Bernini Started It

Charlotte Matthai
Ryan Clement

Mark Jarzombek

Yolande Daniels
Timothy Hyde
Deborah Garcia

Bernini’s altar at St. Peter’s Basilica is a sacred focal point and manifestation of divine power and glory - the Church at the height of its power and an authoritative flaunting of papal infallibility.

The altar rests upon the tomb of St. Peter from which the Pope traces his legitimacy.  At this place of sacrifice, wine is transubstantiated to blood and bread to flesh.  Yet beneath the sacrificial locus - at the foot of the Pope - are lurking flesh and fluids not-so-divine.  Sculpted into the Barberini crest on the piers of the Baldacchino are the face and genitals of a woman in labor.  Viewed in a circumambulatory procession, the rhythms of contractions are depicted through her facial contortions and vaginal transmutation. Her genitals are thinly disguised as the face of a satyr that emerges in the final scene, no longer a virgin and hungry for more.  This is not the vagina of Mary; this was not an immaculate conception.

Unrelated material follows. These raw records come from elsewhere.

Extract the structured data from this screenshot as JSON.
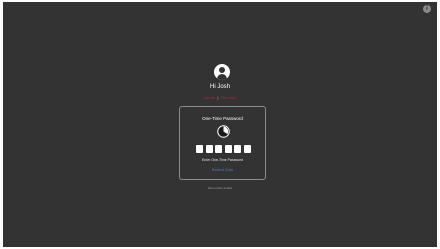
{
  "header": {
    "info_icon": "info-icon",
    "info_glyph": "i"
  },
  "user": {
    "avatar_icon": "user-avatar-icon",
    "greeting": "Hi Josh"
  },
  "links": {
    "left": "Log out",
    "separator": "|",
    "right": "Not Josh?"
  },
  "otp_card": {
    "title": "One-Time Password",
    "timer_icon": "countdown-timer-icon",
    "digit_count": 6,
    "input_label": "Enter One-Time Password",
    "resend_label": "Resend Code"
  },
  "footer": {
    "text": "Remember details"
  },
  "colors": {
    "background": "#333333",
    "accent_link": "#b02a3a",
    "resend_link": "#4a7fc1",
    "card_border": "#8c8c8c"
  }
}
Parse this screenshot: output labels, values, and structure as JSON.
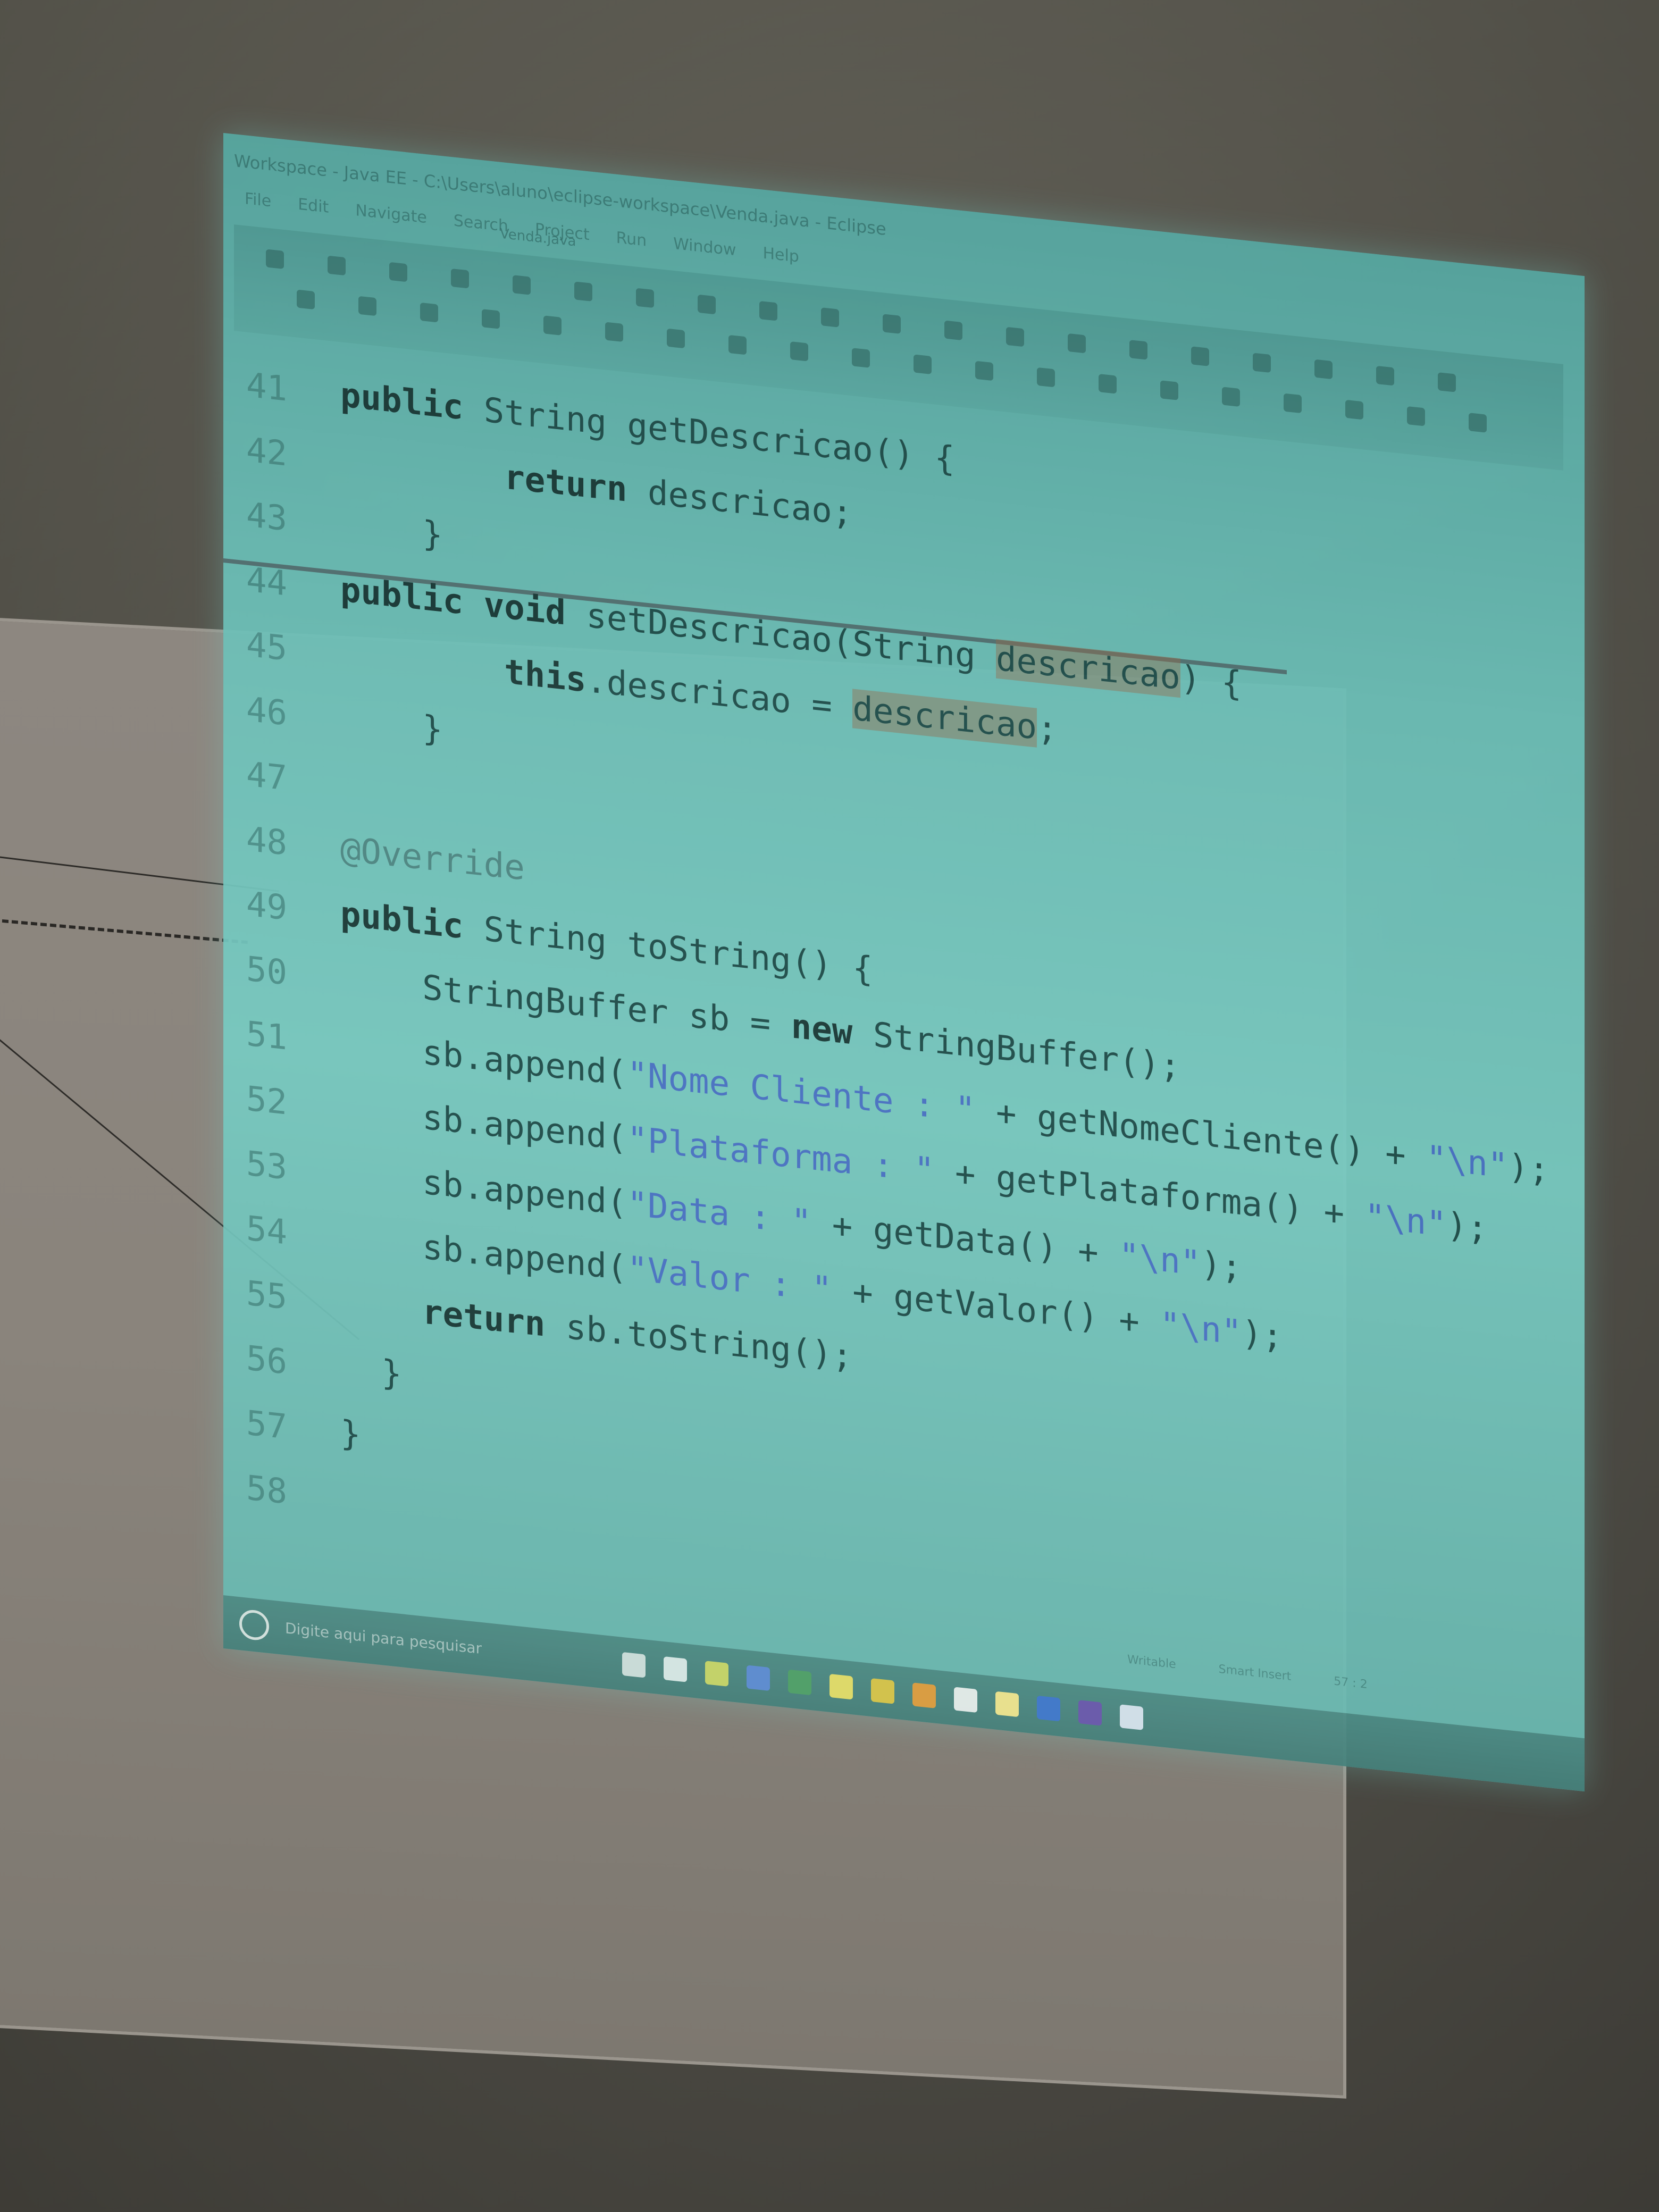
{
  "window": {
    "title": "Workspace - Java EE - C:\\Users\\aluno\\eclipse-workspace\\Venda.java - Eclipse",
    "menu": [
      "File",
      "Edit",
      "Navigate",
      "Search",
      "Project",
      "Run",
      "Window",
      "Help"
    ],
    "editor_tab": "Venda.java"
  },
  "code_lines": [
    {
      "num": "41",
      "tokens": [
        {
          "t": "public",
          "c": "kw"
        },
        {
          "t": " String getDescricao() {",
          "c": ""
        }
      ]
    },
    {
      "num": "42",
      "tokens": [
        {
          "t": "        return",
          "c": "kw"
        },
        {
          "t": " descricao;",
          "c": ""
        }
      ]
    },
    {
      "num": "43",
      "tokens": [
        {
          "t": "    }",
          "c": ""
        }
      ]
    },
    {
      "num": "44",
      "tokens": [
        {
          "t": "public void",
          "c": "kw"
        },
        {
          "t": " setDescricao(String ",
          "c": ""
        },
        {
          "t": "descricao",
          "c": "hl"
        },
        {
          "t": ") {",
          "c": ""
        }
      ]
    },
    {
      "num": "45",
      "tokens": [
        {
          "t": "        this",
          "c": "kw"
        },
        {
          "t": ".descricao = ",
          "c": ""
        },
        {
          "t": "descricao",
          "c": "hl"
        },
        {
          "t": ";",
          "c": ""
        }
      ]
    },
    {
      "num": "46",
      "tokens": [
        {
          "t": "    }",
          "c": ""
        }
      ]
    },
    {
      "num": "47",
      "tokens": []
    },
    {
      "num": "48",
      "tokens": [
        {
          "t": "@Override",
          "c": "ann"
        }
      ]
    },
    {
      "num": "49",
      "tokens": [
        {
          "t": "public",
          "c": "kw"
        },
        {
          "t": " String toString() {",
          "c": ""
        }
      ]
    },
    {
      "num": "50",
      "tokens": [
        {
          "t": "    StringBuffer sb = ",
          "c": ""
        },
        {
          "t": "new",
          "c": "kw"
        },
        {
          "t": " StringBuffer();",
          "c": ""
        }
      ]
    },
    {
      "num": "51",
      "tokens": [
        {
          "t": "    sb.append(",
          "c": ""
        },
        {
          "t": "\"Nome Cliente : \"",
          "c": "str"
        },
        {
          "t": " + getNomeCliente() + ",
          "c": ""
        },
        {
          "t": "\"\\n\"",
          "c": "str"
        },
        {
          "t": ");",
          "c": ""
        }
      ]
    },
    {
      "num": "52",
      "tokens": [
        {
          "t": "    sb.append(",
          "c": ""
        },
        {
          "t": "\"Plataforma : \"",
          "c": "str"
        },
        {
          "t": " + getPlataforma() + ",
          "c": ""
        },
        {
          "t": "\"\\n\"",
          "c": "str"
        },
        {
          "t": ");",
          "c": ""
        }
      ]
    },
    {
      "num": "53",
      "tokens": [
        {
          "t": "    sb.append(",
          "c": ""
        },
        {
          "t": "\"Data : \"",
          "c": "str"
        },
        {
          "t": " + getData() + ",
          "c": ""
        },
        {
          "t": "\"\\n\"",
          "c": "str"
        },
        {
          "t": ");",
          "c": ""
        }
      ]
    },
    {
      "num": "54",
      "tokens": [
        {
          "t": "    sb.append(",
          "c": ""
        },
        {
          "t": "\"Valor : \"",
          "c": "str"
        },
        {
          "t": " + getValor() + ",
          "c": ""
        },
        {
          "t": "\"\\n\"",
          "c": "str"
        },
        {
          "t": ");",
          "c": ""
        }
      ]
    },
    {
      "num": "55",
      "tokens": [
        {
          "t": "    ",
          "c": ""
        },
        {
          "t": "return",
          "c": "kw"
        },
        {
          "t": " sb.toString();",
          "c": ""
        }
      ]
    },
    {
      "num": "56",
      "tokens": [
        {
          "t": "  }",
          "c": ""
        }
      ]
    },
    {
      "num": "57",
      "tokens": [
        {
          "t": "}",
          "c": ""
        }
      ]
    },
    {
      "num": "58",
      "tokens": []
    }
  ],
  "status": [
    "Writable",
    "Smart Insert",
    "57 : 2"
  ],
  "taskbar": {
    "search_placeholder": "Digite aqui para pesquisar",
    "icons": [
      {
        "name": "task-view-icon",
        "color": "#cfe3df"
      },
      {
        "name": "search-icon",
        "color": "#d9ecea"
      },
      {
        "name": "file-explorer-icon",
        "color": "#c8d96a"
      },
      {
        "name": "store-icon",
        "color": "#5d8fd6"
      },
      {
        "name": "excel-icon",
        "color": "#4fa36a"
      },
      {
        "name": "notes-icon",
        "color": "#e4e06a"
      },
      {
        "name": "chrome-icon",
        "color": "#d8c84a"
      },
      {
        "name": "firefox-icon",
        "color": "#e0a040"
      },
      {
        "name": "settings-icon",
        "color": "#e6f0ee"
      },
      {
        "name": "notepad-icon",
        "color": "#f0e890"
      },
      {
        "name": "vscode-icon",
        "color": "#3f7ad0"
      },
      {
        "name": "eclipse-icon",
        "color": "#6a5ab0"
      },
      {
        "name": "app-icon",
        "color": "#d6e6f0"
      }
    ]
  }
}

Bernini has inserted an other, a queer, an abject form of the revered sacrifices upon the altar.  They’re all fluids; they’re all flesh.  Yet the ones above hold a godly and masculine power, whereas the feminine fluids below are execrated and feared within the western Catholic heteronormative tradition.

The altar provokes fantasies of queer desire and expression, yet it is stunted and entangled in a tradition of Western sexual monolingualism.   What would it look like to unleash the altar from these constraints, to reorient “straightness” by centering the queer? How can we tap into this papal-sacrificial-dogmatic-lineage of legitimacy?  How can we seize ecclesiastical power and appropriate TRANSubstantiation to affirm earthly human bodies, to legitimate bodies beyond the binary, and to acknowledge the sacrifice of bodies beyond human?